Today I had a nice chat with our phone company’s billing department about some questions that I had about our last monthly statement. It all turned out fine, as the issue ended up being a confusing label for a new service we’ve acquired.
At the end of the conversation the billing representative asked me about my television. “What television service provider do you have?” she asked. “We have a number of options that you might be interested in.”
“I don’t have a television,” I replied. “And I haven’t had one for more than a decade.”
The representative gasped.
This is a common response whenever my husband or I tell anyone that we don’t have a television. It is a conscious decision on our part, and as foreign as it might sound, we can easily quench our thirst for information via the radio, the internet, or the library.
Our life together is simple and we like it that way. We have time for people we care about, we have time for our hobbies and for reading, and we have time for each other.
Not having a television means that we often make our own entertainment. We garden, write, ski, hike, fish, bike, run, and play weekly games of Ultimate Frisbee. Our lives are active. Instead of setting aside afternoon time to exercise so that our evenings are free to watch our favorite sitcoms, my husband and I cook slow meals and set aside time for romantic sunset walks along the lake. We spend less and enjoy more, and I can honestly say that I feel better when I am not around a television set.
We sure do appreciate avoiding the blare of commercial breaks every four to five minutes, though in the interest of consumerism we still contribute what we can to U.S. capitalism. Even so, my husband and I frugally value the utility of things more so than their trendiness. I don’t feel pressure to conform to a set style or standard of living, and I appreciate what I have much more than I would if I were constantly being bombarded with messages trying to convince me otherwise.
For what I have I am grateful, and that feeling of contentment is worth more than an infinite number of flat screen tvs.
6 thoughts on “A Simple Life”
More power to you! When my boyfriend and I moved in together we had to have negotiations regarding the television set. I wanted “no tv” but compromised on “some tv.” We put his old set in our more or less unfinished basement, outfitted with two lawn chairs and a rabbit-ear antenna. We could still watch our two local channels, or DVDs. The point is we had to really WANT to watch. No flopping down on the couch and just flipping on the TV because you are bored. Over the last few years the space has evolved to include a couch, but you still have to make a conscious decision to go down there and turn it on. It’s more or less like not having a TV- except when we decide we want one.

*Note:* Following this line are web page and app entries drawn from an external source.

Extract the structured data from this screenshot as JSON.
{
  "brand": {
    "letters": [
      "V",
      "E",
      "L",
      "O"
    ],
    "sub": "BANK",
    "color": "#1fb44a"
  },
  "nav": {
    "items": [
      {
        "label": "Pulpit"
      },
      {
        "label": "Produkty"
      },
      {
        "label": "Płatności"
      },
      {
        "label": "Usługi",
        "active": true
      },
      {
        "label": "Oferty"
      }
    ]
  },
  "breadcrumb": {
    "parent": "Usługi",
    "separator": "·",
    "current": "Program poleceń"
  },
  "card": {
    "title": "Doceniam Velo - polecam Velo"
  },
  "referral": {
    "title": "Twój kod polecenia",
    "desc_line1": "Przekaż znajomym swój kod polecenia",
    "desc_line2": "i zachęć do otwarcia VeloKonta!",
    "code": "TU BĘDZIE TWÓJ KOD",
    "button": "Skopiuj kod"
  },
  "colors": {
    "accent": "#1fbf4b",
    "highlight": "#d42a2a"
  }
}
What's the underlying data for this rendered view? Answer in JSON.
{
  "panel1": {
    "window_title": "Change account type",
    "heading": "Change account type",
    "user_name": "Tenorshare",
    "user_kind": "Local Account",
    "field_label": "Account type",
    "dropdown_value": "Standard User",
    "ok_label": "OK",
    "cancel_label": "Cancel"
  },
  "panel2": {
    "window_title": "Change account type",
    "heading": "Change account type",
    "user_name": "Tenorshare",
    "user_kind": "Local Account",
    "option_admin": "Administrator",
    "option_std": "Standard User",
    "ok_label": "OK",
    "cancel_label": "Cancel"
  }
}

So far that has worked out pretty good, as our TV time is kept to a minimum.
damn girl you said it. this is the first chapter of the TV book! this is christmas reflection at its finest. i loved it and see you in every sentence of it. xoxo tt.
If I write a book about TV I’ll need tutoring in pop culture so I can get the “lingo” right…. Thanks T and fun skiing w/you!
Great pictures you have there on your photostream
Thank you Vagrant Jack!